WORKING DATA:
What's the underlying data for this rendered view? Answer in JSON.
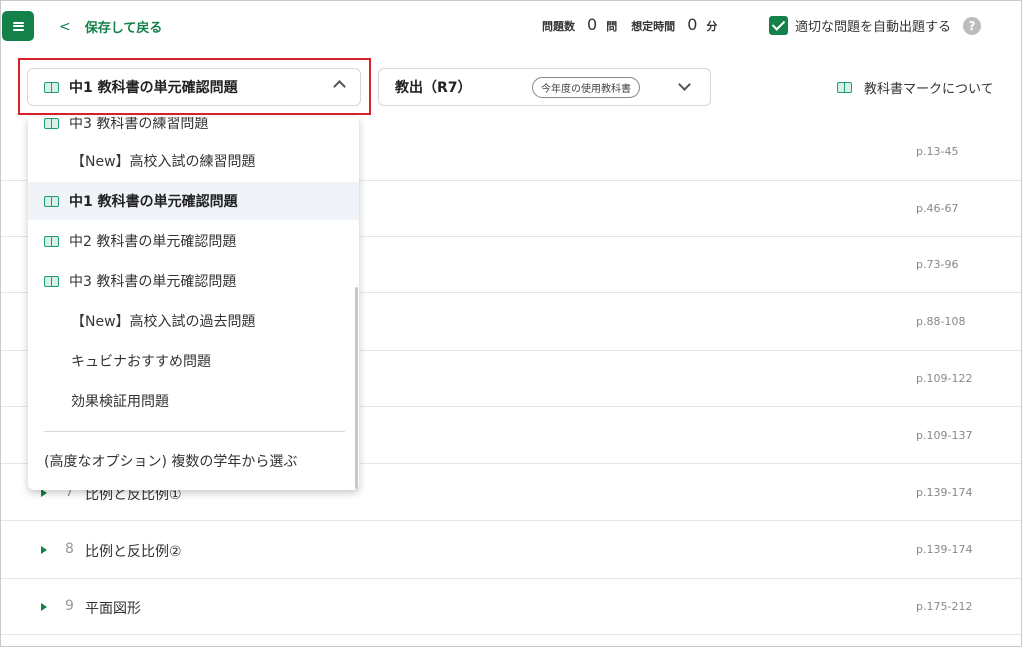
{
  "header": {
    "back_label": "保存して戻る",
    "question_count_label": "問題数",
    "question_count": "0",
    "question_unit": "問",
    "time_label": "想定時間",
    "time_value": "0",
    "time_unit": "分",
    "auto_label": "適切な問題を自動出題する",
    "auto_checked": true,
    "help_glyph": "?"
  },
  "selectors": {
    "grade_selected": "中1 教科書の単元確認問題",
    "textbook_selected": "教出（R7）",
    "textbook_pill": "今年度の使用教科書",
    "mark_about": "教科書マークについて"
  },
  "dropdown": {
    "items": [
      {
        "label": "中3 教科書の練習問題",
        "icon": "textbook-mark-icon",
        "selected": false
      },
      {
        "label": "【New】高校入試の練習問題",
        "icon": null,
        "selected": false
      },
      {
        "label": "中1 教科書の単元確認問題",
        "icon": "textbook-mark-icon",
        "selected": true
      },
      {
        "label": "中2 教科書の単元確認問題",
        "icon": "textbook-mark-icon",
        "selected": false
      },
      {
        "label": "中3 教科書の単元確認問題",
        "icon": "textbook-mark-icon",
        "selected": false
      },
      {
        "label": "【New】高校入試の過去問題",
        "icon": null,
        "selected": false
      },
      {
        "label": "キュビナおすすめ問題",
        "icon": null,
        "selected": false
      },
      {
        "label": "効果検証用問題",
        "icon": null,
        "selected": false
      }
    ],
    "advanced": "(高度なオプション) 複数の学年から選ぶ"
  },
  "chapters": [
    {
      "num": "",
      "name": "",
      "pages": "p.13-45"
    },
    {
      "num": "",
      "name": "",
      "pages": "p.46-67"
    },
    {
      "num": "",
      "name": "",
      "pages": "p.73-96"
    },
    {
      "num": "",
      "name": "",
      "pages": "p.88-108"
    },
    {
      "num": "",
      "name": "",
      "pages": "p.109-122"
    },
    {
      "num": "",
      "name": "",
      "pages": "p.109-137"
    },
    {
      "num": "7",
      "name": "比例と反比例①",
      "pages": "p.139-174"
    },
    {
      "num": "8",
      "name": "比例と反比例②",
      "pages": "p.139-174"
    },
    {
      "num": "9",
      "name": "平面図形",
      "pages": "p.175-212"
    }
  ],
  "colors": {
    "brand": "#14804a",
    "highlight": "#d7222a",
    "icon": "#1d9b78"
  }
}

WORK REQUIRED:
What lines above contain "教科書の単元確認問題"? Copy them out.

SOLUTION TO THE EXERCISE:
    "grade_selected": "中1 教科書の単元確認問題",
        "label": "中1 教科書の単元確認問題",
        "label": "中2 教科書の単元確認問題",
        "label": "中3 教科書の単元確認問題",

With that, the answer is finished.